Now I could not confirm the validity of this rumor. It was said to happen to the patients of a nurse who was the niece of a family friend who then informed my parents. Yet the fact that such a rumor could spread speaks much about the current rice crisis.
There is rice for all. The problem, however, is that not everyone can afford commercially priced rice. Those who can’t afford this commodity line up everyday under the sweltering heat or the freezing rain to buy a few kilos of it. And in that population, not everyone is lucky. Sometimes, supply runs out before their turn to buy comes. My parents overheard two unlucky would-be-buyers. They said those would-be-buyers told each other to buy boiled bananas, just so they can fill their stomachs with something other than the elusive rice.
I also keep overhearing other passengers in the jeep talking about the price of rice. Others curse the President for hyping up what could have been a controllable rice supply situation just so she can avoid the public outcry against her supposed corrupt practices. Others bemoan the fact that rice is plentiful, but is only available to those who can afford it.

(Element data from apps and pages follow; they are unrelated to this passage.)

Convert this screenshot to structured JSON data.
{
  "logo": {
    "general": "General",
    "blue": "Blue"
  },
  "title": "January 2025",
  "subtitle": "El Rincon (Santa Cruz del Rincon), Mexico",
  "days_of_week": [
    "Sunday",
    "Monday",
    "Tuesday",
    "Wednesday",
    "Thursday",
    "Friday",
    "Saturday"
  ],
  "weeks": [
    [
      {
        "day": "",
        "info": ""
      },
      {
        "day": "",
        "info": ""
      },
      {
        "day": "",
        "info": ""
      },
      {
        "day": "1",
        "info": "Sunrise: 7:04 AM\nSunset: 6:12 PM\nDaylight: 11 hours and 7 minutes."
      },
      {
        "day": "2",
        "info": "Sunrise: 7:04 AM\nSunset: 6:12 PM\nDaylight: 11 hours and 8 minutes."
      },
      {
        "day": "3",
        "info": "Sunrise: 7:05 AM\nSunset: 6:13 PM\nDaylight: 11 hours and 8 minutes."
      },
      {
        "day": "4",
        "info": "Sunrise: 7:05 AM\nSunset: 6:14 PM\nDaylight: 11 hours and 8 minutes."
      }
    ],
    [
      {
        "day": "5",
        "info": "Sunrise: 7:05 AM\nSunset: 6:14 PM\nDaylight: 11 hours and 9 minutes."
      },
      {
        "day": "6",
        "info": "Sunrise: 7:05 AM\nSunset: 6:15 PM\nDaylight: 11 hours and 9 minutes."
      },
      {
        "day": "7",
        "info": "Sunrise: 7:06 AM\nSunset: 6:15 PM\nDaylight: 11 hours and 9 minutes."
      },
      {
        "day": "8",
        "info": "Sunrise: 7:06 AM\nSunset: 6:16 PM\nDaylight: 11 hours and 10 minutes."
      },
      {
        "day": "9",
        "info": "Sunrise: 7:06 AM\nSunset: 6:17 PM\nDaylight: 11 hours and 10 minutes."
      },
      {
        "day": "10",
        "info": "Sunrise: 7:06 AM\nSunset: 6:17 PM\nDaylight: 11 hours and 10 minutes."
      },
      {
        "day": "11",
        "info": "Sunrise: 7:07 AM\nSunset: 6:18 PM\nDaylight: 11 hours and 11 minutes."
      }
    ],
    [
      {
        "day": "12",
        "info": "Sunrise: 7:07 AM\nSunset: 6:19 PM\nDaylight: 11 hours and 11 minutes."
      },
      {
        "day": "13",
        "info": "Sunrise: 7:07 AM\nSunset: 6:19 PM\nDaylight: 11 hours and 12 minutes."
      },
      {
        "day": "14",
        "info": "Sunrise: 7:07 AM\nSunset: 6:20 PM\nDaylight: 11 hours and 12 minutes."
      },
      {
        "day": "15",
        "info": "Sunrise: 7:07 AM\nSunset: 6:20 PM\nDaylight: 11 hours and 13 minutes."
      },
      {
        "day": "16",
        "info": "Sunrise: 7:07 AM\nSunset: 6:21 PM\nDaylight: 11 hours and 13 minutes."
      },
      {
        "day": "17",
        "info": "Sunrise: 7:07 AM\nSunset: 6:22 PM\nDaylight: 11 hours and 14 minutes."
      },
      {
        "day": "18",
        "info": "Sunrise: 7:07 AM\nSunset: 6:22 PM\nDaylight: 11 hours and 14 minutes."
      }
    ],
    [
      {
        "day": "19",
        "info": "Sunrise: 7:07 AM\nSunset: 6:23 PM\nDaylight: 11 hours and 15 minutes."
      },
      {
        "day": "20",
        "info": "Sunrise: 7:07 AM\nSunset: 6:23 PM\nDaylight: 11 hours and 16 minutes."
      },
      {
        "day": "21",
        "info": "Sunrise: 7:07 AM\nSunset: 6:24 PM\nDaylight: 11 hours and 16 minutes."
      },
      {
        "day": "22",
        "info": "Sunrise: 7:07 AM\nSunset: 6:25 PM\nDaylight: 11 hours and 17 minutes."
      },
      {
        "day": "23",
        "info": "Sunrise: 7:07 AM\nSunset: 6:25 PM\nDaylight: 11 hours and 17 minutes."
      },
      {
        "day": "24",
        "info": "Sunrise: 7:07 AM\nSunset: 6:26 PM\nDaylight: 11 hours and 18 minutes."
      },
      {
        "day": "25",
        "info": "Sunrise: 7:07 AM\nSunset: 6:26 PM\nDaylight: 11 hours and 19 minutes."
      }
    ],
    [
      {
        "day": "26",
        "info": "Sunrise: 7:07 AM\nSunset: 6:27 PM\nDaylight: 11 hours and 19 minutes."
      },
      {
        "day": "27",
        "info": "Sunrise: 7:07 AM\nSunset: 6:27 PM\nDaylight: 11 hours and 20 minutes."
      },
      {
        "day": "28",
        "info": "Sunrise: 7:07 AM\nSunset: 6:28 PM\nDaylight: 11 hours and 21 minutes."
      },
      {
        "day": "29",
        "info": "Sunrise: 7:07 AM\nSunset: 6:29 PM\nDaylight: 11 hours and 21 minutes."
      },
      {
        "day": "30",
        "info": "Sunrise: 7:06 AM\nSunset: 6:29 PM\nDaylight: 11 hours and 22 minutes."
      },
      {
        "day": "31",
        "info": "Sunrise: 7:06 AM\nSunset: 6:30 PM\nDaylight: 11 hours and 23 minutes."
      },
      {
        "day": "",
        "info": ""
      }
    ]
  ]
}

The crisis made me realize that rice had never been so precious to me until now. I used to view it even with minor contempt, and often left many of its grains in my plates. Now I get to think about the sweat of the farmers planting it, the typhoons wiping out entire crops of it, the queues forming for cheaper varieties of it, the back breaking labor of transporting it, the penalties of hoarding it, and ironically even the ease of preparing or buying it.
Truly, the rice crisis is a tragedy…